DAYTONA BEACH, Fla. — Alex Zanardi popped out of his wheelchair and onto the concrete garage floor to await his turn to climb into the race car. He pushed his way toward the car, then lifted himself into the cockpit to practice a driver change as seamless as any done by his competitors.
The swap took nearly 30 seconds when Zanardi first began working with teammates. After several practice rounds Friday at Daytona International Speedway, his BMW Team RLL was nearing 15-second swaps.
It was more evidence of the remarkable resilience Zanardi has shown since his legs were severed in a 2001 accident.
The beloved Italian is scheduled to race in the Rolex 24 at Daytona later this month, his first event in North America since before the fateful Sept. 15, 2001, crash at EuroSpeedway Lausitz in Klettwitz, Germany. His longtime partnership with BMW led to the development of a steering wheel with levers and paddles for Zanardi to shift gears, brake and accelerate without the use of his prosthetic legs.
"For one lap, with my prosthetics, I am faster when I can push the accelerator," Zanardi told The Associated Press on Friday. "But that's because I am doing so much with my hands and there are so many things to focus on. Once I am comfortable and have done a few laps, I am at the same pace as everyone else.
"The physical demand is also not as high without the prosthetic legs, so I am like an animal and can drive forever."
No one would expect anything less from Zanardi, who is now 52.
Few thought he was going to survive his horrific crash in which he lay bleeding and exposed on the race track in Germany late in an event already heavy with emotion. The CART Series had arrived in Germany prior to the Sept. 11 attacks, and with teams unable to return to the United States, the league was the only U.S-based sport to compete that weekend. While many have long cursed that entire event and how it ended with Zanardi's near-fatal crash, he never once complained.
"From that first day, not one time did Alex wonder why this awful thing happened to him. Instead, he accepted what happened, considered himself lucky to be alive and moved on determined to live every day to its fullest," said Chip Ganassi, who won 15 races and two CART championships with Zanardi. "I've never met a single person with the mental strength of that guy.
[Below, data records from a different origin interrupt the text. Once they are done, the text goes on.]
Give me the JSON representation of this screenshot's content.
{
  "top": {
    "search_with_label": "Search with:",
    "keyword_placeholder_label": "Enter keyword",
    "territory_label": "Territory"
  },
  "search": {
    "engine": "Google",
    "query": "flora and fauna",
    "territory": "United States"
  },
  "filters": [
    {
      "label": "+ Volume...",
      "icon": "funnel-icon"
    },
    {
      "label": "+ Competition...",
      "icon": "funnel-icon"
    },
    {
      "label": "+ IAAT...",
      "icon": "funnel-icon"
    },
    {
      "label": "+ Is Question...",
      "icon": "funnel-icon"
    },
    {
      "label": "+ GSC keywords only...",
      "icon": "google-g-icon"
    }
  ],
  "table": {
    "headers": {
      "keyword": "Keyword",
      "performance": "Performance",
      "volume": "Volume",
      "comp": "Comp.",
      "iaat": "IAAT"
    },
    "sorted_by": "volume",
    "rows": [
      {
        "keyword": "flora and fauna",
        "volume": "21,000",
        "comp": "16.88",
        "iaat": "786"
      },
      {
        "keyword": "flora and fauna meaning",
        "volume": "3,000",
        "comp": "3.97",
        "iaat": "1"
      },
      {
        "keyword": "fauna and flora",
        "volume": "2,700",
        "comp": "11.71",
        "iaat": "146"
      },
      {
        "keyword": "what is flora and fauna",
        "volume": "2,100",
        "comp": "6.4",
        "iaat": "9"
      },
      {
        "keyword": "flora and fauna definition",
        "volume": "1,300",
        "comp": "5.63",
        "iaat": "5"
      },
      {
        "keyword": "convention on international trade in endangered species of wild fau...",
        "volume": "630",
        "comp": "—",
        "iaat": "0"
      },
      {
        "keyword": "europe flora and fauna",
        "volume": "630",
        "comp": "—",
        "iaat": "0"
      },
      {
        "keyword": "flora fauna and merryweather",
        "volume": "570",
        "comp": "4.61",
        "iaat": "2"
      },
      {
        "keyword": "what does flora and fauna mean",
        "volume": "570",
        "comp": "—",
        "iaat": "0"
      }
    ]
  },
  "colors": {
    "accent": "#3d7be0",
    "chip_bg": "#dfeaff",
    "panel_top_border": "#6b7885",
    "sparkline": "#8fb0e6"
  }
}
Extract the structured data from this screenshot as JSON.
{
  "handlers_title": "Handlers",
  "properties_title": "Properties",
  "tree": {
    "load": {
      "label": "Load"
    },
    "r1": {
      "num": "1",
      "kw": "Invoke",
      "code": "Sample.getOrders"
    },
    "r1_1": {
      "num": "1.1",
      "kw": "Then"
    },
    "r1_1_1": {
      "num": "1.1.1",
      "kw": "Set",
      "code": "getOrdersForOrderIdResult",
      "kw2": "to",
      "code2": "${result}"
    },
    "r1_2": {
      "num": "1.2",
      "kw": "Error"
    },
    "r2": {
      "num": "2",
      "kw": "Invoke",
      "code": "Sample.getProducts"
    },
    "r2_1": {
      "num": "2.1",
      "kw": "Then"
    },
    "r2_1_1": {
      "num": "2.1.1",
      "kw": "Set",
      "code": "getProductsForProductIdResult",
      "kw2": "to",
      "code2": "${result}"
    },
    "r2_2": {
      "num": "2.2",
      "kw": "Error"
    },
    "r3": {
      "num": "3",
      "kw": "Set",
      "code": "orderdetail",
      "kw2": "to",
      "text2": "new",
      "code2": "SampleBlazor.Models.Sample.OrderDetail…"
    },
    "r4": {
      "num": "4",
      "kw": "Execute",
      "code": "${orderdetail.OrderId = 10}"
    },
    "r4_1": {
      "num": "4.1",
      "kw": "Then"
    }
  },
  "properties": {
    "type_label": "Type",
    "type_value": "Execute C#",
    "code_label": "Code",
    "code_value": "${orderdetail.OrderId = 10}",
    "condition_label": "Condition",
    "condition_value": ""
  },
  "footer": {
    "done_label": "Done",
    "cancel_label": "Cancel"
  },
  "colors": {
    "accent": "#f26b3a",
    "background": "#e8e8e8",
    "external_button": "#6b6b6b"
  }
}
He's super human."
Zanardi learned to walk with prosthetics he designed because he wasn't satisfied with the mobility of anything on the market. He took up hand cycling and won four gold medals in two Paralympics. He won his division in the New York City Marathon, and in the Ironman World Championship, where he used a handbike for the cycling portion and a wheelchair for the running portion, Zanardi finished 19th out of 247 in the 45-49 age group.
He also made a return to racing in European touring cars, satisfying his itch to get back in a car. Then BMW approached him about using new technology to build a special system to race a sports car and assumed Zanardi would want to try it at Le Mans, the most prestigious endurance race in the world.
Zanardi chose Daytona instead.
"Daytona has some of the greatest fans in the world and many remember me from some of the things I've done in this wonderful country," Zanardi said. "I feel gifted for having the opportunity to compete in Daytona."
Fernando Alonso, a two-time Formula One champion, made his debut at Daytona last season and stole attention from every driver in the field. With Zanardi here this year and participating in Daytona's preseason testing this weekend, Alonso's return has been reduced to an afterthought and the Spaniard was one of the dozens of drivers who posed for photos with Zanardi in the garage.
"Are you a driver?" Zanardi jokingly asked Alonso. "Are you any good?"
Zanardi's positive outlook and supersized personality have enveloped the entire paddock and thrilled drivers eager to share the track with the legend credited with creating both celebratory victory burnouts and, along with then-teammate Jimmy Vasser, laying the foundation for Ganassi's championship organization.
"I can't go any further than a few feet then bump into another friend who, of course, I would love to go to dinner with," Zanardi said of his time so far at Daytona. "It's so great to be surrounded by so many friends. And many of the drivers, they say, 'Wow, Alex, it is so cool to be in the field with you.' But it's just because they think I will be behind them. When you get ahead of them, they aren't so happy. So I hope I can cool some of them down."
In a Daytona Beach restaurant with his wife and son this week, a stranger paid Zanardi's tab. Zanardi doesn't know why, just assumes the man "was evidently very grateful for me having done something" and if he saw the man again, vowed to hug him in appreciation.
He values every encounter, every experience, and is thrilled to be back in a car competing as if it was 17 years ago.
"It is just another chapter of a very fortunate life," Zanardi said. "I am very proud that for some reason my story from outside has been able to provide this type of emotions, feeling, inspiration. I bump into a lot of people that have similar problems that I have but less titles or magazines than I have, and they just challenge their adversity with the same tenacity, with the same enthusiasm, with the same will to succeed because life is one and you've got to take advantage.
"Otherwise the clock is ticking and you may not get the same opportunity again."